- WHAT YOU NEED TO DO -
Scan the records for the word "suffix". Return each line where it is found.
::: MATERIAL SHOWN
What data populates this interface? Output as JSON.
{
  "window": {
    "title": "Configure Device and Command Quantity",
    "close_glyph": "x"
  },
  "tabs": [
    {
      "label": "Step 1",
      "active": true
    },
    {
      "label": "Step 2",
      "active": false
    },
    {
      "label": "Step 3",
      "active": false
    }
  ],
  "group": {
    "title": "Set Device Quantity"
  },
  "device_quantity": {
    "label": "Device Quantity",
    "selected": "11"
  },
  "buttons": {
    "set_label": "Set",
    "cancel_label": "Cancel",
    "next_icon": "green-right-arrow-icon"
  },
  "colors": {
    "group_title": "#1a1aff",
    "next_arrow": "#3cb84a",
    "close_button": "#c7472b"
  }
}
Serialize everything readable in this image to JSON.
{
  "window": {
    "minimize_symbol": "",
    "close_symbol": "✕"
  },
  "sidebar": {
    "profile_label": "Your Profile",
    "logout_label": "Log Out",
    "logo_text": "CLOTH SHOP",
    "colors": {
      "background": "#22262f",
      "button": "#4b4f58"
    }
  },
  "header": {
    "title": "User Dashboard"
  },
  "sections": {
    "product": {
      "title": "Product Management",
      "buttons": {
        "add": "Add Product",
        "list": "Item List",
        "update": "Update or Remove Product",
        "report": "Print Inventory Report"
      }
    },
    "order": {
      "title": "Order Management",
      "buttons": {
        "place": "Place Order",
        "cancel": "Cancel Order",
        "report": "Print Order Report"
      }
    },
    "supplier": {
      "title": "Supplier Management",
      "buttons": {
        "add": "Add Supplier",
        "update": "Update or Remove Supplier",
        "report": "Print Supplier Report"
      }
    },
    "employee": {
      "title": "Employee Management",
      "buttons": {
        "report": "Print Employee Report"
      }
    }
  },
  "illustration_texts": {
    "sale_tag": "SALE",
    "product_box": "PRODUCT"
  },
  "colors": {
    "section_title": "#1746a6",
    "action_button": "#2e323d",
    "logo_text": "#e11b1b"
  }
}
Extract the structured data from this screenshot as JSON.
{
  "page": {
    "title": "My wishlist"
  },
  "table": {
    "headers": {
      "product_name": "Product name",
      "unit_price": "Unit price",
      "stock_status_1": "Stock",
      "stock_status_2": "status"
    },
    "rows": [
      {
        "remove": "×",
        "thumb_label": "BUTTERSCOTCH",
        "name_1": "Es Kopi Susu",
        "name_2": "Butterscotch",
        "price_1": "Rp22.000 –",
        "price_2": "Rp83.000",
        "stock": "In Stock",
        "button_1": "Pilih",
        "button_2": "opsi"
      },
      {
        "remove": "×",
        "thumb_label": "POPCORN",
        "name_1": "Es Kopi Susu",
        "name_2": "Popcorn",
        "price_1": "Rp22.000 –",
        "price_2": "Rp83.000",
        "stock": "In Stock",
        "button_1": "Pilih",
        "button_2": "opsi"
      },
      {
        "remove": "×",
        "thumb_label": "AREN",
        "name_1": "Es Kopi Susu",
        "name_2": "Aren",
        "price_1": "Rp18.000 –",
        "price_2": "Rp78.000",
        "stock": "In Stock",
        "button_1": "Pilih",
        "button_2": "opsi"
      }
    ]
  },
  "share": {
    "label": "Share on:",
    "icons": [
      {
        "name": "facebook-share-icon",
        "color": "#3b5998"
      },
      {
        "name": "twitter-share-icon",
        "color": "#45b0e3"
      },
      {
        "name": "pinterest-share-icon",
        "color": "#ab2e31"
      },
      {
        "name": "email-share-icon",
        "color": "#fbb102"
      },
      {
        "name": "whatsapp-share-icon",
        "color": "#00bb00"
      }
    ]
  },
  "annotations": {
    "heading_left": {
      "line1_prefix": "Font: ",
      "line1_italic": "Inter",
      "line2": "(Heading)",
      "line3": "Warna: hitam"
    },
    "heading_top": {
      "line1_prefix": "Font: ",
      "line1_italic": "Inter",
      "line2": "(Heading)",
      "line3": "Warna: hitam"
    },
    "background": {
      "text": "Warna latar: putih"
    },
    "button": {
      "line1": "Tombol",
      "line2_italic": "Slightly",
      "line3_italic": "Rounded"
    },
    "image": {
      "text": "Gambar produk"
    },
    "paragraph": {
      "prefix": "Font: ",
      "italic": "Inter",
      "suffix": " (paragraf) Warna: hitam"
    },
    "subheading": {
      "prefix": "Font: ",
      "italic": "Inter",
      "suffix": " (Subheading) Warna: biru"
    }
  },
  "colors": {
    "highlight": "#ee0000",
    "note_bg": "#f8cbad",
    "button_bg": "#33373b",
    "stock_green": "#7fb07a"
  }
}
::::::
- WRITTEN SOLUTION -
      "suffix": " (paragraf) Warna: hitam"
      "suffix": " (Subheading) Warna: biru"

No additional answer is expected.